Posted by Catherine Morehouse on Jul 13, 2020

Utility Dive covered FERC's Order 841 upheld by a federal appeals court and its impact on energy storage and wholesale markets, quoting AEE's Jeff Dennis. Read excerpts below and the entire Utility Dive piece here. 

The U.S. Court of Appeals for the District of Columbia Circuit ruled Friday that a federal storage order does not encroach on states' authority over the distribution system. A three-judge panel of the court said the Federal Energy Regulatory Commission's 2018 Order 841, intended to expand the ability of storage to participate in wholesale power markets, does not surpass the commission's jurisdiction with its section preventing states from broadly prohibiting energy storage's participation in those markets...

An attorney representing the National Association of Regulatory Utility Commissioners (NARUC) said during oral arguments in May that that section of the rule was an attempt to "curtail state authority" over the distribution system. FERC Chair Neil Chatterjee and clean energy advocates praised the decision.

"I'm obviously very pleased with this news," Chatterjee told reporters. "I think 841 … [may be] one of the single most significant ... actions taken by a government agency to address carbon mitigation and the transition to a clean energy future..."

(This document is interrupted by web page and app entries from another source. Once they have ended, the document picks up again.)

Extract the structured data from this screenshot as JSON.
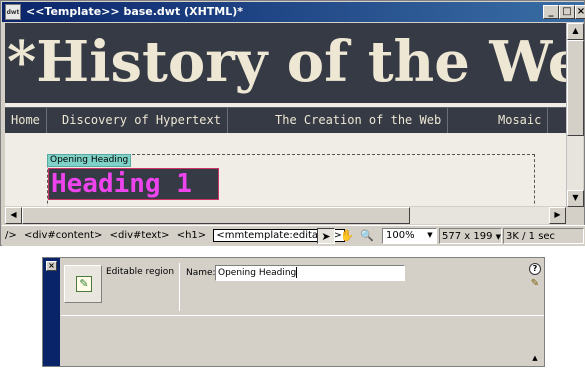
{
  "window": {
    "title": "<<Template>> base.dwt (XHTML)*",
    "app_icon_label": "dwt",
    "buttons": {
      "minimize": "_",
      "maximize": "□",
      "close": "×"
    }
  },
  "page": {
    "banner_title": "*History of the Web",
    "nav_items": [
      "Home",
      "Discovery of Hypertext",
      "The Creation of the Web",
      "Mosaic"
    ],
    "editable_region_label": "Opening Heading",
    "heading_text": "Heading 1"
  },
  "statusbar": {
    "tags": [
      "/>",
      "<div#content>",
      "<div#text>",
      "<h1>",
      "<mmtemplate:editable>"
    ],
    "zoom": "100%",
    "window_size": "577 x 199",
    "download": "3K / 1 sec"
  },
  "property_inspector": {
    "region_type": "Editable region",
    "name_label": "Name:",
    "name_value": "Opening Heading",
    "help": "?"
  },
  "colors": {
    "titlebar": "#0a246a",
    "banner_bg": "#353a44",
    "banner_text": "#ede7d4",
    "heading_text": "#ee44ee",
    "region_tab": "#7fd2c7"
  },
  "icons": {
    "select_tool": "arrow-pointer-icon",
    "hand_tool": "hand-icon",
    "zoom_tool": "magnifier-icon",
    "region": "editable-region-icon",
    "edit": "quick-tag-edit-icon",
    "expand": "expand-triangle-icon"
  }
}
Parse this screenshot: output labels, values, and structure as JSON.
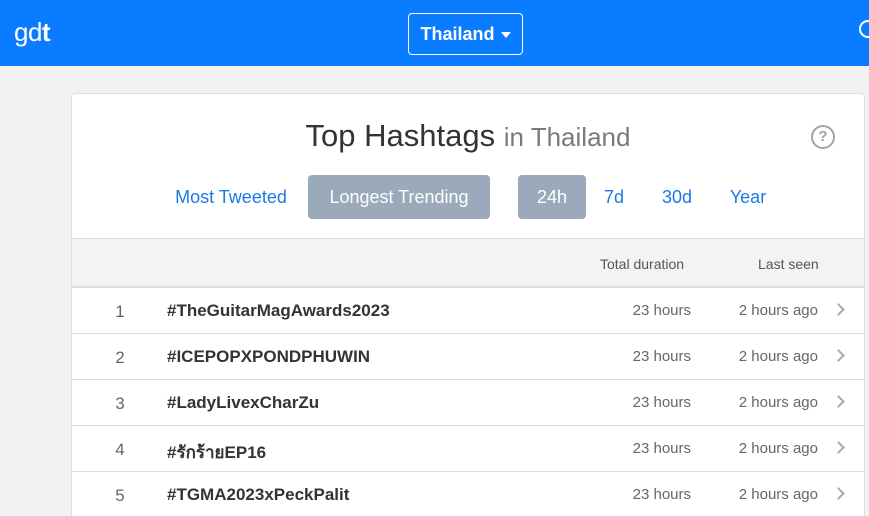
{
  "header": {
    "logo_prefix": "gd",
    "logo_suffix": "t",
    "country_label": "Thailand"
  },
  "card": {
    "title": "Top Hashtags",
    "subtitle": "in Thailand",
    "help_label": "?",
    "tabs": [
      "Most Tweeted",
      "Longest Trending"
    ],
    "active_tab": "Longest Trending",
    "periods": [
      "24h",
      "7d",
      "30d",
      "Year"
    ],
    "active_period": "24h"
  },
  "table": {
    "columns": [
      "Total duration",
      "Last seen"
    ],
    "rows": [
      {
        "rank": "1",
        "hashtag": "#TheGuitarMagAwards2023",
        "duration": "23 hours",
        "last_seen": "2 hours ago"
      },
      {
        "rank": "2",
        "hashtag": "#ICEPOPXPONDPHUWIN",
        "duration": "23 hours",
        "last_seen": "2 hours ago"
      },
      {
        "rank": "3",
        "hashtag": "#LadyLivexCharZu",
        "duration": "23 hours",
        "last_seen": "2 hours ago"
      },
      {
        "rank": "4",
        "hashtag": "#รักร้ายEP16",
        "duration": "23 hours",
        "last_seen": "2 hours ago"
      },
      {
        "rank": "5",
        "hashtag": "#TGMA2023xPeckPalit",
        "duration": "23 hours",
        "last_seen": "2 hours ago"
      }
    ]
  },
  "colors": {
    "topbar": "#0a7cff",
    "link": "#1a79e6",
    "active_tab": "#9aaabb"
  },
  "icons": [
    "caret-down-icon",
    "search-icon",
    "help-icon",
    "chevron-right-icon"
  ]
}
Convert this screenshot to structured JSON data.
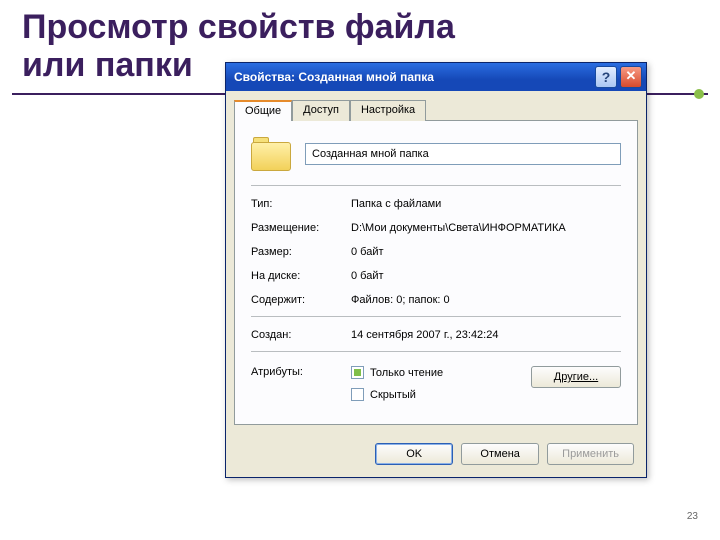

FERC's storage order is broadly seen by the storage and clean energy sector as an essential tool to further the deployment of energy storage, and the D.C. Circuit affirmed the commission is within its legal authority under the Federal Power Act to ensure storage rules and practices affecting wholesale rates are "just and reasonable..."

But the D.C. Circuit determined Friday that Order 841 directly regulates a matter that deals with wholesale rates, and does not exert undue authority over state-regulated facilities.

The order "solely targets the manner in which an [energy storage resource] may participate in wholesale markets," an "action ... intentionally designed to increase wholesale competition, thereby reducing wholesale rates," the court writes. In that way, the court also maintains state authority regarding its distribution system under the rule, Jeff Dennis, general counsel and managing director at Advanced Energy Economy told Utility Dive in an email...

Read the entire Utility Dive piece here. 

Topics: AEE In The News